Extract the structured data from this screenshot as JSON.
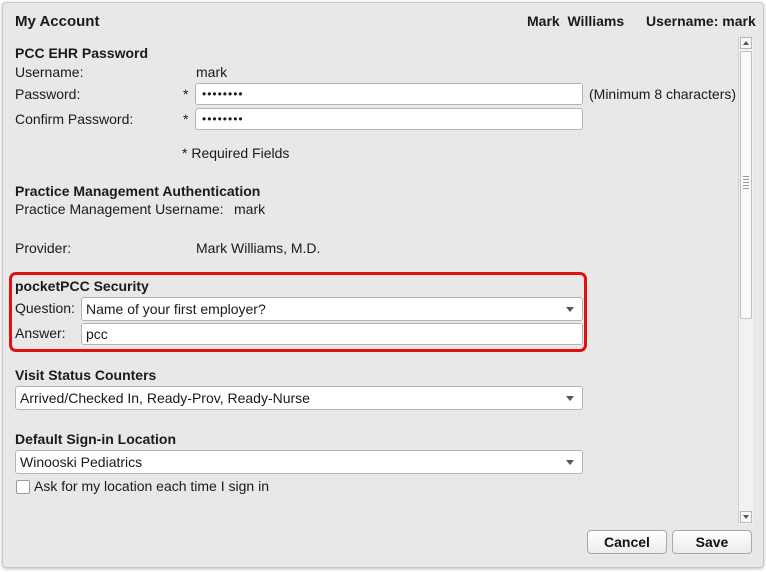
{
  "header": {
    "title": "My Account",
    "user_display_name": "Mark  Williams",
    "username_label": "Username:",
    "username_value": "mark"
  },
  "ehr_password": {
    "heading": "PCC EHR Password",
    "username_label": "Username:",
    "username_value": "mark",
    "password_label": "Password:",
    "password_value": "••••••••",
    "confirm_label": "Confirm Password:",
    "confirm_value": "••••••••",
    "required_marker": "*",
    "min_hint": "(Minimum 8 characters)",
    "required_note": "* Required Fields"
  },
  "practice_mgmt": {
    "heading": "Practice Management Authentication",
    "username_label": "Practice Management Username:",
    "username_value": "mark",
    "provider_label": "Provider:",
    "provider_value": "Mark Williams, M.D."
  },
  "pocket_security": {
    "heading": "pocketPCC Security",
    "question_label": "Question:",
    "question_value": "Name of your first employer?",
    "answer_label": "Answer:",
    "answer_value": "pcc"
  },
  "visit_status": {
    "heading": "Visit Status Counters",
    "selected": "Arrived/Checked In, Ready-Prov, Ready-Nurse"
  },
  "signin_location": {
    "heading": "Default Sign-in Location",
    "selected": "Winooski Pediatrics",
    "ask_checkbox_label": "Ask for my location each time I sign in",
    "ask_checked": false
  },
  "footer": {
    "cancel_label": "Cancel",
    "save_label": "Save"
  },
  "colors": {
    "highlight": "#e01010",
    "dialog_bg": "#e8e8e8"
  }
}
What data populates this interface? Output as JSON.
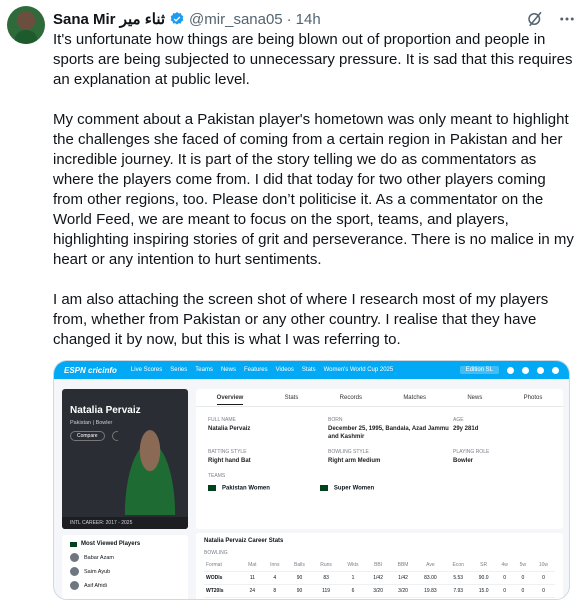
{
  "tweet": {
    "name": "Sana Mir",
    "name_urdu": "ثناء میر",
    "handle": "@mir_sana05",
    "time": "14h",
    "text": "It's unfortunate how things are being blown out of proportion and people in sports are being subjected to unnecessary pressure. It is sad that this requires an explanation at public level.\n\nMy comment about a Pakistan player's hometown was only meant to highlight the challenges she faced of coming from a certain region in Pakistan and her incredible journey. It is part of the story telling we do as commentators as where the players come from. I did that today for two other players coming from other regions, too. Please don’t politicise it. As a commentator on the World Feed, we are meant to focus on the sport, teams, and players, highlighting inspiring stories of grit and perseverance. There is no malice in my heart or any intention to hurt sentiments.\n\nI am also attaching the screen shot of where I research most of my players from, whether from Pakistan or any other country. I realise that they have changed it by now, but this is what I was referring to."
  },
  "colors": {
    "verified": "#1d9bf0",
    "cricinfo_blue": "#03a9f4"
  },
  "icons": {
    "verified": "verified-badge-icon",
    "grok": "grok-icon",
    "more": "more-icon"
  },
  "shot": {
    "logo": "ESPN cricinfo",
    "nav": [
      "Live Scores",
      "Series",
      "Teams",
      "News",
      "Features",
      "Videos",
      "Stats",
      "Women's World Cup 2025"
    ],
    "edition": "Edition SL",
    "player_name": "Natalia Pervaiz",
    "player_role": "Pakistan | Bowler",
    "compare": "Compare",
    "career": "INTL CAREER: 2017 - 2025",
    "most_viewed": "Most Viewed Players",
    "most_viewed_list": [
      "Babar Azam",
      "Saim Ayub",
      "Asif Afridi"
    ],
    "tabs": [
      "Overview",
      "Stats",
      "Records",
      "Matches",
      "News",
      "Photos"
    ],
    "info": {
      "full_name_label": "FULL NAME",
      "full_name": "Natalia Pervaiz",
      "born_label": "BORN",
      "born": "December 25, 1995, Bandala, Azad Jammu and Kashmir",
      "age_label": "AGE",
      "age": "29y 281d",
      "batting_label": "BATTING STYLE",
      "batting": "Right hand Bat",
      "bowling_label": "BOWLING STYLE",
      "bowling": "Right arm Medium",
      "role_label": "PLAYING ROLE",
      "role": "Bowler"
    },
    "teams_label": "TEAMS",
    "teams": [
      "Pakistan Women",
      "Super Women"
    ],
    "stats_title": "Natalia Pervaiz Career Stats",
    "stats_sub": "BOWLING",
    "stats_header": [
      "Format",
      "Mat",
      "Inns",
      "Balls",
      "Runs",
      "Wkts",
      "BBI",
      "BBM",
      "Ave",
      "Econ",
      "SR",
      "4w",
      "5w",
      "10w"
    ],
    "stats_rows": [
      [
        "WODIs",
        "11",
        "4",
        "90",
        "83",
        "1",
        "1/42",
        "1/42",
        "83.00",
        "5.53",
        "90.0",
        "0",
        "0",
        "0"
      ],
      [
        "WT20Is",
        "24",
        "8",
        "90",
        "119",
        "6",
        "3/20",
        "3/20",
        "19.83",
        "7.93",
        "15.0",
        "0",
        "0",
        "0"
      ]
    ]
  }
}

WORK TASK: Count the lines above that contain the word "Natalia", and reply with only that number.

EXERCISE RESULT: 3